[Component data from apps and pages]
———
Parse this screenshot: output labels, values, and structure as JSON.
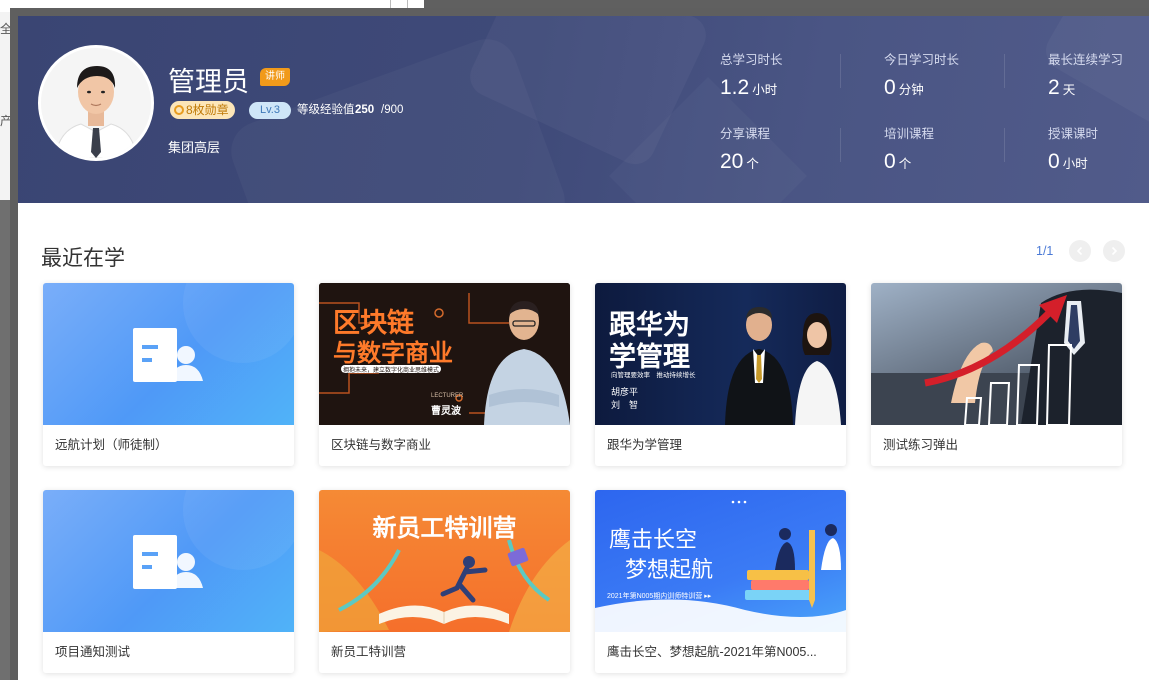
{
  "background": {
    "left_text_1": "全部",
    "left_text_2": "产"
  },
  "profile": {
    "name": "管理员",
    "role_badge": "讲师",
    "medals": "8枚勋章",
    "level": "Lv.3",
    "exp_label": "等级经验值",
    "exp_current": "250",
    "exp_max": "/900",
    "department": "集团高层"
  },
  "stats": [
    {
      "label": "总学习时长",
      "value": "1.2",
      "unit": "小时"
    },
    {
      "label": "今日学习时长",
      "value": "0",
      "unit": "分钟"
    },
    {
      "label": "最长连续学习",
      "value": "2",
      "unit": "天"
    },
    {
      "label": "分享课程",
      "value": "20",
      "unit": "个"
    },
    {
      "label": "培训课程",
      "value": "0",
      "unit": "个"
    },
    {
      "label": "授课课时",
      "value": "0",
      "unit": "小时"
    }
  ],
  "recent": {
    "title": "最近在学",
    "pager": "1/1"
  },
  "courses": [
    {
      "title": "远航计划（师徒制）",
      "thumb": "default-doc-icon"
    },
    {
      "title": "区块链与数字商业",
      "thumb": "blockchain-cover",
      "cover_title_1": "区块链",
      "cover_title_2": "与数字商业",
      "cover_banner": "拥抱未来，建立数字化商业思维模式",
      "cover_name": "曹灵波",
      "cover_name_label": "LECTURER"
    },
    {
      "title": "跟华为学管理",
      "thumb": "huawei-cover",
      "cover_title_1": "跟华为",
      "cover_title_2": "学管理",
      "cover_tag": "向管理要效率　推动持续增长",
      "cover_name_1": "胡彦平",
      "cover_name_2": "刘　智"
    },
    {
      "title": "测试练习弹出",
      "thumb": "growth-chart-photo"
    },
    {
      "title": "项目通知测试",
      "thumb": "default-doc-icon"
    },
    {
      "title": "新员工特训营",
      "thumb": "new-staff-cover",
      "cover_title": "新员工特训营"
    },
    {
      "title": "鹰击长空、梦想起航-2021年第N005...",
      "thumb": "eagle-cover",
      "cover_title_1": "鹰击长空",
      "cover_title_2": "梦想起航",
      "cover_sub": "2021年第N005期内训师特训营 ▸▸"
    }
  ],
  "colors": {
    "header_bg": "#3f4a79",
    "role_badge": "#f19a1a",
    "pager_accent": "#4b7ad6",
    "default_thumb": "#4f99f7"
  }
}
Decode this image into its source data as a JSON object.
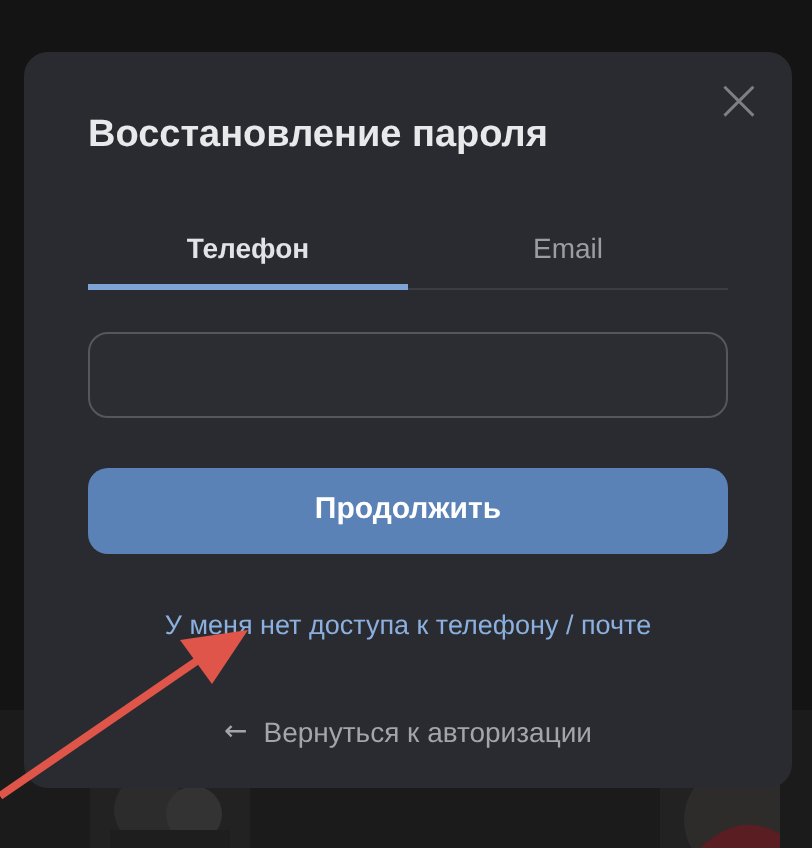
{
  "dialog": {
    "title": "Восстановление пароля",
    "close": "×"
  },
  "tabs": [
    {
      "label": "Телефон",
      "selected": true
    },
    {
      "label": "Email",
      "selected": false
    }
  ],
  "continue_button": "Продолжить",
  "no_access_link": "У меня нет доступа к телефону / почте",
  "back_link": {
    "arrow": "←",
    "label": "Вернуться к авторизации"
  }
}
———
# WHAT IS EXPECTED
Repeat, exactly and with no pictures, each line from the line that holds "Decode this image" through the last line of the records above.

# RESULT OF THIS EXERCISE
Decode this image into its source data as a JSON object.
{
  "dialog": {
    "title": "Восстановление пароля",
    "close": "×"
  },
  "tabs": [
    {
      "label": "Телефон",
      "selected": true
    },
    {
      "label": "Email",
      "selected": false
    }
  ],
  "continue_button": "Продолжить",
  "no_access_link": "У меня нет доступа к телефону / почте",
  "back_link": {
    "arrow": "←",
    "label": "Вернуться к авторизации"
  }
}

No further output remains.